Work task: Write the entries below again, precisely as they appear.

Dataset rows for apps and sites
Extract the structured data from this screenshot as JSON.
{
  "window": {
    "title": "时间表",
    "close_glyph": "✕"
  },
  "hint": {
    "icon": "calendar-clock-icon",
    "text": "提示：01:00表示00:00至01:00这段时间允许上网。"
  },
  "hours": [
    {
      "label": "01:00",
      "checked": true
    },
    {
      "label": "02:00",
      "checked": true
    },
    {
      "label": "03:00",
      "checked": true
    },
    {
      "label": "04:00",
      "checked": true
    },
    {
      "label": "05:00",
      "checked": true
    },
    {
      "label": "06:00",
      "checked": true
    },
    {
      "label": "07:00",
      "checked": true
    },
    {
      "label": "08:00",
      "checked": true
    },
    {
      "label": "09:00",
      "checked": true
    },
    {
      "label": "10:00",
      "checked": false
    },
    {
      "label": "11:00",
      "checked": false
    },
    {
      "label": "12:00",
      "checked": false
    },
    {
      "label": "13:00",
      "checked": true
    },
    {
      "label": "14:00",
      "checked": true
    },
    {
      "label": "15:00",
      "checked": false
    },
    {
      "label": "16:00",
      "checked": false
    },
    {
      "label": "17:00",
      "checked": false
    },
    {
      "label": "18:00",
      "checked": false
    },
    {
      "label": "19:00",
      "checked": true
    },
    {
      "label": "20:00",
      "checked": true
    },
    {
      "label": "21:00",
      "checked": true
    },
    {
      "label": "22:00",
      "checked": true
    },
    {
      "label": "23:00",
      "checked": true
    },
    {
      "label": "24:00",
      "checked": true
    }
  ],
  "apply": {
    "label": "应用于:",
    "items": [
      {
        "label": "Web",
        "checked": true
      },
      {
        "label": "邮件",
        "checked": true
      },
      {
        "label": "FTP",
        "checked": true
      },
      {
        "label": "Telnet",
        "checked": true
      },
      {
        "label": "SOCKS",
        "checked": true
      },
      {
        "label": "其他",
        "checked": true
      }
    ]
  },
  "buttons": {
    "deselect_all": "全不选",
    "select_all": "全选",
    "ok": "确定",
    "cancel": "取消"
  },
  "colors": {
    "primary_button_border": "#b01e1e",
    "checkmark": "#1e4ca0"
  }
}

Solution to this task:
Extract the structured data from this screenshot as JSON.
{
  "window": {
    "title": "时间表",
    "close_glyph": "✕"
  },
  "hint": {
    "icon": "calendar-clock-icon",
    "text": "提示：01:00表示00:00至01:00这段时间允许上网。"
  },
  "hours": [
    {
      "label": "01:00",
      "checked": true
    },
    {
      "label": "02:00",
      "checked": true
    },
    {
      "label": "03:00",
      "checked": true
    },
    {
      "label": "04:00",
      "checked": true
    },
    {
      "label": "05:00",
      "checked": true
    },
    {
      "label": "06:00",
      "checked": true
    },
    {
      "label": "07:00",
      "checked": true
    },
    {
      "label": "08:00",
      "checked": true
    },
    {
      "label": "09:00",
      "checked": true
    },
    {
      "label": "10:00",
      "checked": false
    },
    {
      "label": "11:00",
      "checked": false
    },
    {
      "label": "12:00",
      "checked": false
    },
    {
      "label": "13:00",
      "checked": true
    },
    {
      "label": "14:00",
      "checked": true
    },
    {
      "label": "15:00",
      "checked": false
    },
    {
      "label": "16:00",
      "checked": false
    },
    {
      "label": "17:00",
      "checked": false
    },
    {
      "label": "18:00",
      "checked": false
    },
    {
      "label": "19:00",
      "checked": true
    },
    {
      "label": "20:00",
      "checked": true
    },
    {
      "label": "21:00",
      "checked": true
    },
    {
      "label": "22:00",
      "checked": true
    },
    {
      "label": "23:00",
      "checked": true
    },
    {
      "label": "24:00",
      "checked": true
    }
  ],
  "apply": {
    "label": "应用于:",
    "items": [
      {
        "label": "Web",
        "checked": true
      },
      {
        "label": "邮件",
        "checked": true
      },
      {
        "label": "FTP",
        "checked": true
      },
      {
        "label": "Telnet",
        "checked": true
      },
      {
        "label": "SOCKS",
        "checked": true
      },
      {
        "label": "其他",
        "checked": true
      }
    ]
  },
  "buttons": {
    "deselect_all": "全不选",
    "select_all": "全选",
    "ok": "确定",
    "cancel": "取消"
  },
  "colors": {
    "primary_button_border": "#b01e1e",
    "checkmark": "#1e4ca0"
  }
}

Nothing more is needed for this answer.